- In modern IUPAC notation, it’s termed as Group 14 of the Periodic Table while in semiconductor circle, it’s still considered as Group IV.
- Group IV elements are the most commonly used semiconductors but few elements of this group have large band gaps and thus act as insulators.
- Semiconductors present in this group are Carbon, Silicon, Germanium, tin.
2. Compound Semiconductors
- Compound Semiconductors are designed by the chemical combination of two different elements.
- Compound semiconductors are normally designed by using elements from Group III & V of the periodic table.
- Few examples of compound semiconductors are Gallium Arsenide, Silicon Carbide etc.
3. Organic Semiconductors

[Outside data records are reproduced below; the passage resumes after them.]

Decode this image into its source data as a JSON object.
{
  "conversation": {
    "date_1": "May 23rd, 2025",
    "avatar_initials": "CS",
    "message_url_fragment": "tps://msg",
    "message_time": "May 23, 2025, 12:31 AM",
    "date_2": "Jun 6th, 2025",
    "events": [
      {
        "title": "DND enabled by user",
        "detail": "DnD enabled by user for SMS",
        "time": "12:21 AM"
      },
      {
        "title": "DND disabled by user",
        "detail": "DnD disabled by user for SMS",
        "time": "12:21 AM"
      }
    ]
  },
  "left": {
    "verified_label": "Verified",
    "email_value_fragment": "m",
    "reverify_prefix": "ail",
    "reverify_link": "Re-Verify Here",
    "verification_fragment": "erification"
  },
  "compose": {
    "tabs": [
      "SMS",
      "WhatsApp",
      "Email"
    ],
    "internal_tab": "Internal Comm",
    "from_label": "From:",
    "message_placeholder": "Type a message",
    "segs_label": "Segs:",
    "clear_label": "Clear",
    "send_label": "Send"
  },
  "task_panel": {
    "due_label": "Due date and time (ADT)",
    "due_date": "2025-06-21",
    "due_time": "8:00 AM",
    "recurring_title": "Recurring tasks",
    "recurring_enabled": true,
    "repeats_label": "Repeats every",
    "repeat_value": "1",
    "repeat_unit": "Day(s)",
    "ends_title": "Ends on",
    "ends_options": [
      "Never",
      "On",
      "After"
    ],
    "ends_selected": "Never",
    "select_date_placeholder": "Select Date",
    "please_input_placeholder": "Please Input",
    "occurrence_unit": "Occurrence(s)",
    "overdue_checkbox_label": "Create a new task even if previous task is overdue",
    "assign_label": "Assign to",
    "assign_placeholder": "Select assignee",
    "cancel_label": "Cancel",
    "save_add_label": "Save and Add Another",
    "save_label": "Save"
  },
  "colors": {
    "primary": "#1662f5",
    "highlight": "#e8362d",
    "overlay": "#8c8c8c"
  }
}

- Organic semiconductors contain polymer structures normally composed of carbon or hydrogen.
- The first organic semiconductor discovered was Bechgaard salt (TMTSF)2PF6 in 1980.
4. Liquid/Amorphous Semiconductors
- Normally semiconductors are available in solid-state but few liquid/amorphous semiconductors are also discovered i.e. hydrogenated amorphous silicon.
- Few oxide and alloys also depict semiconductor behavior.
Applications of Semiconductor Materials
In today’s world, electronics(especially embedded) will simply die if we remove semiconductor components from it. The semiconductor has its applications in almost every sector of electronics. Let’s have a look at the few applications of Semiconductors:
1. Consumer Goods(Electronics)
- We can’t think of a world without Electronic devices(i.e. mobile phones, laptops, microwaves, refrigerators etc.).
- All these appliances are using semiconductor components(i.e. diode, transistor, MOSFET, integrated chip etc.) in their electronic control units.
2. Embedded Systems
- Microcontrollers/Microprocessors have revolutionized the world and are considered as the base of Embedded Systems.
- These embedded controllers have nano transistors(semiconductor component) embedded in them, acting as smart switches.
- So, semiconductors play an important role in embedded systems as well.
3. Thermal Conductivity
- As few semiconductors have high thermal conductivity and are thus used as a cooling agent in thermoelectric applications.
4. Light Emitting Diode
- Instead of heat, few semiconductors also produce light and are thus used in LEDs, OLEDs etc.
- These semiconductors are normally available in liquid or amorphous form and are used as a thin coated film.
That’s all for today. I hope you find this article helpful. If you have any questions you can approach me in the section below. I’d love to help you the best way I can. You are most welcome to pop your suggestions in the comment section below, they help us create quality content. Thanks for reading this post. 🙂